Dear Wall Street Daily Reader,
As someone who lives on the leading edge of technology, let me set the record straight about South Korea…
The country is a legit rock star!
For starters, South Korea boasts the world’s fastest internet connection speed.
It’s also home to technology powerhouse Samsung.
Most importantly, however, South Korea is a key hub for innovation incubators.
The country registered 18,000 patents with the U.S. Patent and Trademark Office last year.
For comparison’s sake, every South American country combined registered about 750 patents.
(Brazil sat atop South America’s patent list with a measly 320 filings.)
Armed with such technological prowess, South Korea should be represented in any truly diversified portfolio.
Yet the nation was recently rocked by (yet another) political scandal — the result of which landed President Park Geun-hye in the clink.
To be prudent, I asked my senior analyst, Martin Hutchinson, to unpack the situation in South Korea.
So far, South Korean indexes are showing strength.
In fact, the president’s jailing is having virtually no effect.
Ahead of the tape,
Chief Investment Strategist, Wall Street Daily
|8d3dc13d37e0b262dd3603445cd07f69| Martin, let’s address the situation in South Korea. Our readers might not be aware, but South Korea should be on their radar screens. Tell us why.
|a314b54aee84d4a15ab27185d432e239| It’s got a very important technology sector and some very exciting growth companies. Also, in the past, it’s been a very well-run country. So historically, you should have had some money in South Korea. Plus, the market’s not overvalued at all.
|8d3dc13d37e0b262dd3603445cd07f69| Martin, what about the political situation with the president being forced to resign?
Martin Hutchinson: President Park Geun-hye was forced to resign on March 11 and indeed was arrested on March 31, the basic problem being corruption. It’s a long-term problem in Korea, because the last opposition president, Roh Moo-hyun, was prosecuted for corruption and committed suicide in 2009 before he could be arrested. So it’s clearly a problem for both sides.
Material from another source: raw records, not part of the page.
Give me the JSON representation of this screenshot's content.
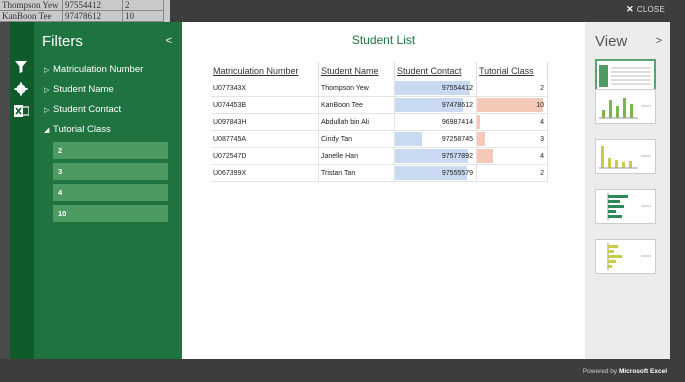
{
  "background_sheet": {
    "rows": [
      [
        "Thompson Yew",
        "97554412",
        "2"
      ],
      [
        "KanBoon Tee",
        "97478612",
        "10"
      ]
    ]
  },
  "topbar": {
    "close_label": "CLOSE"
  },
  "filters": {
    "title": "Filters",
    "fields": [
      "Matriculation Number",
      "Student Name",
      "Student Contact",
      "Tutorial Class"
    ],
    "tutorial_values": [
      "2",
      "3",
      "4",
      "10"
    ]
  },
  "main": {
    "title": "Student List",
    "columns": [
      "Matriculation Number",
      "Student Name",
      "Student Contact",
      "Tutorial Class"
    ],
    "rows": [
      {
        "matric": "U077343X",
        "name": "Thompson Yew",
        "contact": "97554412",
        "class": "2"
      },
      {
        "matric": "U074453B",
        "name": "KanBoon Tee",
        "contact": "97478612",
        "class": "10"
      },
      {
        "matric": "U097843H",
        "name": "Abdullah bin Ali",
        "contact": "96987414",
        "class": "4"
      },
      {
        "matric": "U087745A",
        "name": "Cindy Tan",
        "contact": "97258745",
        "class": "3"
      },
      {
        "matric": "U072547D",
        "name": "Janelle Han",
        "contact": "97577892",
        "class": "4"
      },
      {
        "matric": "U067399X",
        "name": "Tristan Tan",
        "contact": "97555579",
        "class": "2"
      }
    ],
    "contact_bar_fraction": [
      0.97,
      0.88,
      0.0,
      0.35,
      0.95,
      0.94
    ],
    "class_bar_fraction": [
      0.0,
      1.0,
      0.05,
      0.12,
      0.24,
      0.0
    ]
  },
  "view": {
    "title": "View"
  },
  "footer": {
    "prefix": "Powered by",
    "brand": "Microsoft Excel"
  },
  "colors": {
    "accent": "#1f7340",
    "panel": "#1f7340",
    "filter_value": "#4d9a63",
    "contact_bar": "#c9d9f1",
    "class_bar": "#f5c9b7"
  }
}
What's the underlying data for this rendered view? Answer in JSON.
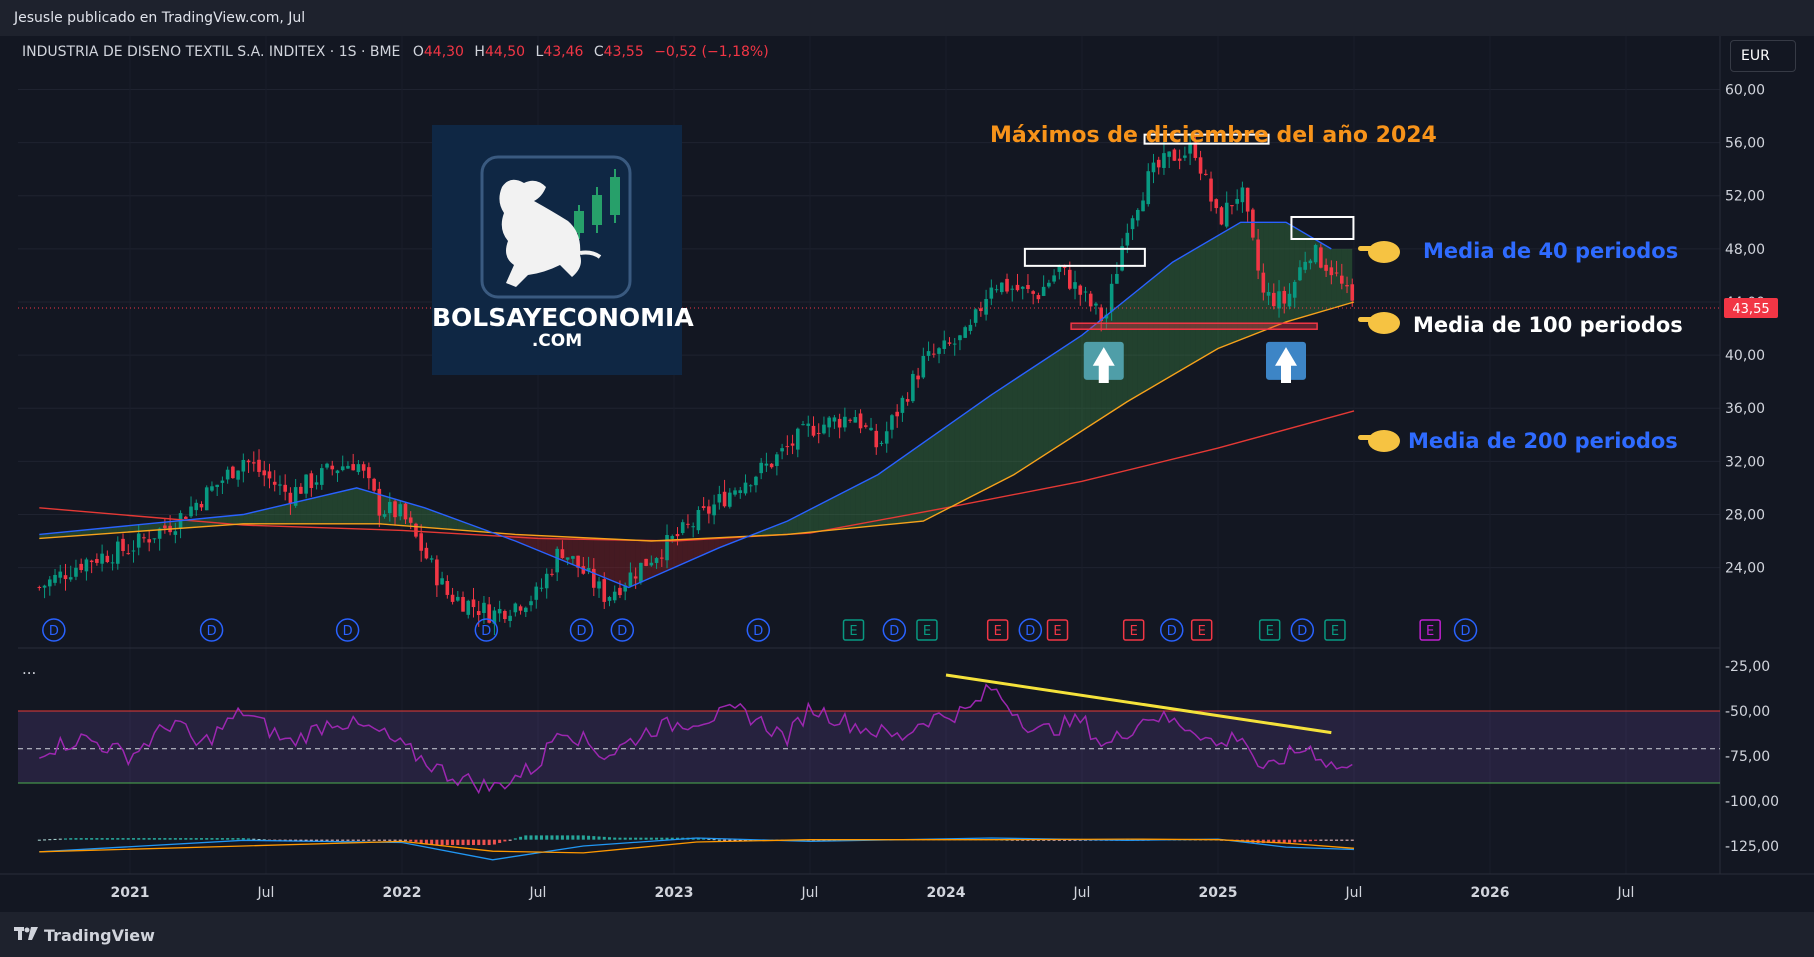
{
  "header": {
    "published_by": "Jesusle publicado en TradingView.com, Jul",
    "symbol": "INDUSTRIA DE DISENO TEXTIL S.A. INDITEX · 1S · BME",
    "o_label": "O",
    "o_value": "44,30",
    "h_label": "H",
    "h_value": "44,50",
    "l_label": "L",
    "l_value": "43,46",
    "c_label": "C",
    "c_value": "43,55",
    "change": "−0,52 (−1,18%)",
    "currency_button": "EUR"
  },
  "footer": {
    "brand": "TradingView"
  },
  "logo": {
    "line1": "BOLSAYECONOMIA",
    "line2": ".COM"
  },
  "annotations": {
    "title": "Máximos de diciembre del año 2024",
    "ma40": "Media de 40 periodos",
    "ma100": "Media de 100 periodos",
    "ma200": "Media de 200 periodos"
  },
  "colors": {
    "background": "#131722",
    "up": "#089981",
    "down": "#f23645",
    "ma40": "#2962ff",
    "ma100": "#f7a21b",
    "ma200": "#e53935",
    "rsi": "#9c27b0",
    "annotation_orange": "#f7931a",
    "annotation_blue": "#2f6bff"
  },
  "price_tag": "43,55",
  "indicator_pane_label": "...",
  "chart_data": [
    {
      "type": "candlestick",
      "interval": "1S (weekly)",
      "y_axis_ticks": [
        "60,00",
        "56,00",
        "52,00",
        "48,00",
        "44,00",
        "40,00",
        "36,00",
        "32,00",
        "28,00",
        "24,00"
      ],
      "x_axis_ticks": [
        "2021",
        "Jul",
        "2022",
        "Jul",
        "2023",
        "Jul",
        "2024",
        "Jul",
        "2025",
        "Jul",
        "2026",
        "Jul"
      ],
      "ylim": [
        21,
        62
      ],
      "last_price": 43.55,
      "close_path": [
        [
          "2020-09",
          22.5
        ],
        [
          "2020-11",
          24.5
        ],
        [
          "2021-01",
          25.5
        ],
        [
          "2021-03",
          27.5
        ],
        [
          "2021-05",
          30.5
        ],
        [
          "2021-06",
          32.2
        ],
        [
          "2021-08",
          29.5
        ],
        [
          "2021-10",
          31.5
        ],
        [
          "2021-11",
          32.0
        ],
        [
          "2021-12",
          28.5
        ],
        [
          "2022-01",
          28.0
        ],
        [
          "2022-03",
          22.0
        ],
        [
          "2022-05",
          20.5
        ],
        [
          "2022-07",
          22.0
        ],
        [
          "2022-08",
          25.5
        ],
        [
          "2022-10",
          21.8
        ],
        [
          "2022-12",
          24.8
        ],
        [
          "2023-02",
          27.5
        ],
        [
          "2023-04",
          30.5
        ],
        [
          "2023-05",
          31.5
        ],
        [
          "2023-07",
          34.5
        ],
        [
          "2023-09",
          35.5
        ],
        [
          "2023-10",
          33.0
        ],
        [
          "2023-12",
          39.5
        ],
        [
          "2024-02",
          41.5
        ],
        [
          "2024-03",
          45.5
        ],
        [
          "2024-05",
          44.5
        ],
        [
          "2024-06",
          46.5
        ],
        [
          "2024-08",
          42.5
        ],
        [
          "2024-09",
          50.0
        ],
        [
          "2024-10",
          53.5
        ],
        [
          "2024-11",
          55.0
        ],
        [
          "2024-12",
          55.5
        ],
        [
          "2025-01",
          50.0
        ],
        [
          "2025-02",
          52.5
        ],
        [
          "2025-03",
          44.5
        ],
        [
          "2025-04",
          44.0
        ],
        [
          "2025-05",
          48.0
        ],
        [
          "2025-06",
          46.5
        ],
        [
          "2025-07",
          43.55
        ]
      ],
      "series": [
        {
          "name": "Media de 40 periodos",
          "points": [
            [
              "2020-09",
              26.5
            ],
            [
              "2021-06",
              28.0
            ],
            [
              "2021-11",
              30.0
            ],
            [
              "2022-02",
              28.5
            ],
            [
              "2022-06",
              26.0
            ],
            [
              "2022-11",
              22.5
            ],
            [
              "2023-03",
              25.5
            ],
            [
              "2023-06",
              27.5
            ],
            [
              "2023-10",
              31.0
            ],
            [
              "2024-03",
              37.0
            ],
            [
              "2024-07",
              41.5
            ],
            [
              "2024-11",
              47.0
            ],
            [
              "2025-02",
              50.0
            ],
            [
              "2025-04",
              50.0
            ],
            [
              "2025-06",
              48.0
            ]
          ]
        },
        {
          "name": "Media de 100 periodos",
          "points": [
            [
              "2020-09",
              26.2
            ],
            [
              "2021-06",
              27.3
            ],
            [
              "2021-12",
              27.3
            ],
            [
              "2022-06",
              26.5
            ],
            [
              "2022-12",
              26.0
            ],
            [
              "2023-06",
              26.5
            ],
            [
              "2023-12",
              27.5
            ],
            [
              "2024-04",
              31.0
            ],
            [
              "2024-09",
              36.5
            ],
            [
              "2025-01",
              40.5
            ],
            [
              "2025-04",
              42.5
            ],
            [
              "2025-07",
              44.0
            ]
          ]
        },
        {
          "name": "Media de 200 periodos",
          "points": [
            [
              "2020-09",
              28.5
            ],
            [
              "2021-06",
              27.2
            ],
            [
              "2022-01",
              26.8
            ],
            [
              "2022-07",
              26.2
            ],
            [
              "2023-01",
              26.0
            ],
            [
              "2023-07",
              26.6
            ],
            [
              "2024-01",
              28.5
            ],
            [
              "2024-07",
              30.5
            ],
            [
              "2025-01",
              33.0
            ],
            [
              "2025-07",
              35.8
            ]
          ]
        }
      ]
    },
    {
      "type": "line",
      "y_axis_ticks": [
        "-25,00",
        "-50,00",
        "-75,00",
        "-100,00",
        "-125,00"
      ],
      "ylim": [
        -135,
        -20
      ],
      "band": [
        -50,
        -90
      ],
      "midline": -71,
      "values_path": [
        [
          "2020-09",
          -72
        ],
        [
          "2020-11",
          -65
        ],
        [
          "2021-01",
          -75
        ],
        [
          "2021-03",
          -55
        ],
        [
          "2021-04",
          -70
        ],
        [
          "2021-06",
          -50
        ],
        [
          "2021-08",
          -68
        ],
        [
          "2021-10",
          -55
        ],
        [
          "2021-12",
          -62
        ],
        [
          "2022-01",
          -70
        ],
        [
          "2022-03",
          -85
        ],
        [
          "2022-05",
          -93
        ],
        [
          "2022-07",
          -80
        ],
        [
          "2022-08",
          -58
        ],
        [
          "2022-10",
          -75
        ],
        [
          "2022-12",
          -60
        ],
        [
          "2023-02",
          -55
        ],
        [
          "2023-04",
          -50
        ],
        [
          "2023-06",
          -65
        ],
        [
          "2023-07",
          -48
        ],
        [
          "2023-09",
          -58
        ],
        [
          "2023-11",
          -65
        ],
        [
          "2023-12",
          -55
        ],
        [
          "2024-02",
          -50
        ],
        [
          "2024-03",
          -37
        ],
        [
          "2024-05",
          -62
        ],
        [
          "2024-07",
          -55
        ],
        [
          "2024-08",
          -70
        ],
        [
          "2024-10",
          -52
        ],
        [
          "2024-12",
          -60
        ],
        [
          "2025-01",
          -70
        ],
        [
          "2025-02",
          -62
        ],
        [
          "2025-03",
          -85
        ],
        [
          "2025-04",
          -75
        ],
        [
          "2025-05",
          -70
        ],
        [
          "2025-06",
          -80
        ],
        [
          "2025-07",
          -83
        ]
      ],
      "trendline": [
        [
          "2024-01",
          -30
        ],
        [
          "2025-06",
          -62
        ]
      ]
    },
    {
      "type": "line",
      "y_axis_ticks": [],
      "series": [
        {
          "name": "",
          "points": [
            [
              "2020-09",
              -130
            ],
            [
              "2021-06",
              -120
            ],
            [
              "2022-01",
              -122
            ],
            [
              "2022-05",
              -137
            ],
            [
              "2022-09",
              -125
            ],
            [
              "2023-02",
              -118
            ],
            [
              "2023-07",
              -121
            ],
            [
              "2024-03",
              -118
            ],
            [
              "2024-09",
              -120
            ],
            [
              "2025-01",
              -119
            ],
            [
              "2025-04",
              -126
            ],
            [
              "2025-07",
              -128
            ]
          ]
        }
      ]
    }
  ]
}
For investors, I think the outlook has turned a bit darker. Park herself was from the center-right Saenuri Party, but her economic policy wasn’t very good. They’ve had sluggish growth, and they’ve got big problems in shipping, which is obviously not entirely her fault. The government’s been expanding. It was only 24% of GDP 10 years ago, and now it’s up to 32%.
Also, the head of Samsung appears to be heading to jail. (Putting their business leaders in jail seems to be a bad habit for Korea.) It’s still one of the smallest governments in the OECD (Organization for Economic Co-operation and Development), but it’s only just ahead of Switzerland, though it looks like it will lose that position fairly quickly.
In the next election, the main opposition candidate, Moon Jae-in and his Minjoo Party, favors higher public spending. They’re in favor of jailing conglomerate leaders, and they jailed several of them when they were last in power in 2003–08. Moon himself was Roh Moo-hyun’s chief of staff. They’re well ahead in the polls at 35%. The Liberty Korea Party, which is what the center-right party is called now, is at 8% — with their candidate, Hong Joon-pyo.
|8d3dc13d37e0b262dd3603445cd07f69| Hutch, that sounds messy. I know you advocate an internationally diverse portfolio. So where do you stand on including South Korean investments as part of a diversified portfolio?
|a314b54aee84d4a15ab27185d432e239| Normally, I’m strongly in favor of including South Korea as a substantial part of a diversified portfolio, but I think I’d hold off for now. Public spending looks like it’s rising faster under a left-center government. And corruption won’t be addressed, in the sense that both parties seem to have corrupt presidents.
They may well go into Keynesian deficit spending, which they haven’t in the past. They’ve been running budget surpluses most of the time. Their public debt’s only 36% of GDP, so that’s not an immediate problem. But it’s obviously a red flag down the road.
Then there’s the problem of harassing chaebol [South Korean conglomerates]. It’s as if the U.S. had the habit of putting the president of General Motors and the president of Goldman Sachs in jail regularly. It doesn’t do much for the economy.
Until the elections happen on May 9 and we’ve had a month or so to see the new government’s policies, I’d suggest holding off for now. Even though South Korea should normally be part of their portfolios.
Question: OK, Hutch, so we’ll put all companies domiciled in South Korea on hold for now, until you give us the all-clear. Fair enough?
Martin Hutchinson: That sounds right, and I hope to be back to you in June with some more news.
Question: Thanks for your time, Hutch.
Martin Hutchinson: Great to be with you.
Question: This is Wall Street Daily signing off.
Senior Analyst, Wall Street Daily